*What you need to do*
Pick the lines holding the string "SETUP" out of the records and copy them.

*The input*
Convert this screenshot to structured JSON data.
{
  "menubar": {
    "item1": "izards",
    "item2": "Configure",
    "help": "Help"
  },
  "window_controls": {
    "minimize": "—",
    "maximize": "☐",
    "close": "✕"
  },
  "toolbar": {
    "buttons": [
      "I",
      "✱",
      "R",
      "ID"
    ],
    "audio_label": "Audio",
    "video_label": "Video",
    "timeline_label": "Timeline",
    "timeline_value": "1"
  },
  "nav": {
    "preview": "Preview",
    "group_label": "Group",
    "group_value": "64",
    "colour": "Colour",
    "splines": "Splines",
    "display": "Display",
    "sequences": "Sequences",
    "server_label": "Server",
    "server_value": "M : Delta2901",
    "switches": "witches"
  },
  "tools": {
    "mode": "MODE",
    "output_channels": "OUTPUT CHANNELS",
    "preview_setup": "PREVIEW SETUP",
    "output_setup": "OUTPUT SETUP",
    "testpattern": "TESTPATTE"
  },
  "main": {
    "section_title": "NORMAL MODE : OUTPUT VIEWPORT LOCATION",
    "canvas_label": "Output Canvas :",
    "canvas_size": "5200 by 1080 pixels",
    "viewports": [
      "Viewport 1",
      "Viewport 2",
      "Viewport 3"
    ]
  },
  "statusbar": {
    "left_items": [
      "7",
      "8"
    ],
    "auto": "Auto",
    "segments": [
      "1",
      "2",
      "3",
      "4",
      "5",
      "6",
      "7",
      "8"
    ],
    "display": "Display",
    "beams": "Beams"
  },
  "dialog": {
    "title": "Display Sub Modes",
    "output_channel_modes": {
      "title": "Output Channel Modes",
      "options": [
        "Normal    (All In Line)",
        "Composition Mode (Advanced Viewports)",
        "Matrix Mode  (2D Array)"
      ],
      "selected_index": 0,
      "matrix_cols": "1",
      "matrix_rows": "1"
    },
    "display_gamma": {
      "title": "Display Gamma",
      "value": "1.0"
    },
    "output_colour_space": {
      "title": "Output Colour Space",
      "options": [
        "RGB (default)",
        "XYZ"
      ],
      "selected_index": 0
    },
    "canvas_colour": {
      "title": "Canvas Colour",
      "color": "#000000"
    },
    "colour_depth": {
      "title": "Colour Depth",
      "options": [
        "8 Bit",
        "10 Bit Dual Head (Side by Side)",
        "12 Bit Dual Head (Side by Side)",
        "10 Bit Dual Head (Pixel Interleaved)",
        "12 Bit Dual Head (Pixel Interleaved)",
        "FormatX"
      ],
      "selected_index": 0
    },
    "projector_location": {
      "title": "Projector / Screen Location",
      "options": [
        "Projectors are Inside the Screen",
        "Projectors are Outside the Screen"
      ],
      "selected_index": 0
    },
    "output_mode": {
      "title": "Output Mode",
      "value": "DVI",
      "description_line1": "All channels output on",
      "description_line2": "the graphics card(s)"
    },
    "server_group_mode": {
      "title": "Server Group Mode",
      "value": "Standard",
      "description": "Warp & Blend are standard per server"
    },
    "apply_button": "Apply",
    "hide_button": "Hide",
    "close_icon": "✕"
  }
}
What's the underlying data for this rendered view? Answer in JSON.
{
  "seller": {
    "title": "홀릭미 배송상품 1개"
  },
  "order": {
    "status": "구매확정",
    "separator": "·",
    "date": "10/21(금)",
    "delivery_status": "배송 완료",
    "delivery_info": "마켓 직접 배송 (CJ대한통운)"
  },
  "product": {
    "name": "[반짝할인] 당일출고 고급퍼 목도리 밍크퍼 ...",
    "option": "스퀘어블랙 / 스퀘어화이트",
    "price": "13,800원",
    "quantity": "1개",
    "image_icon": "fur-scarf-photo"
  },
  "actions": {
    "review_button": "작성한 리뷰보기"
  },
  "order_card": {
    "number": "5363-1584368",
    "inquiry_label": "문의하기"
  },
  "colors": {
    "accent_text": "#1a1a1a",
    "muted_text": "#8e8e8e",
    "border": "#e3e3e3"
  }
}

*Written reply*
    "preview_setup": "PREVIEW SETUP",
    "output_setup": "OUTPUT SETUP",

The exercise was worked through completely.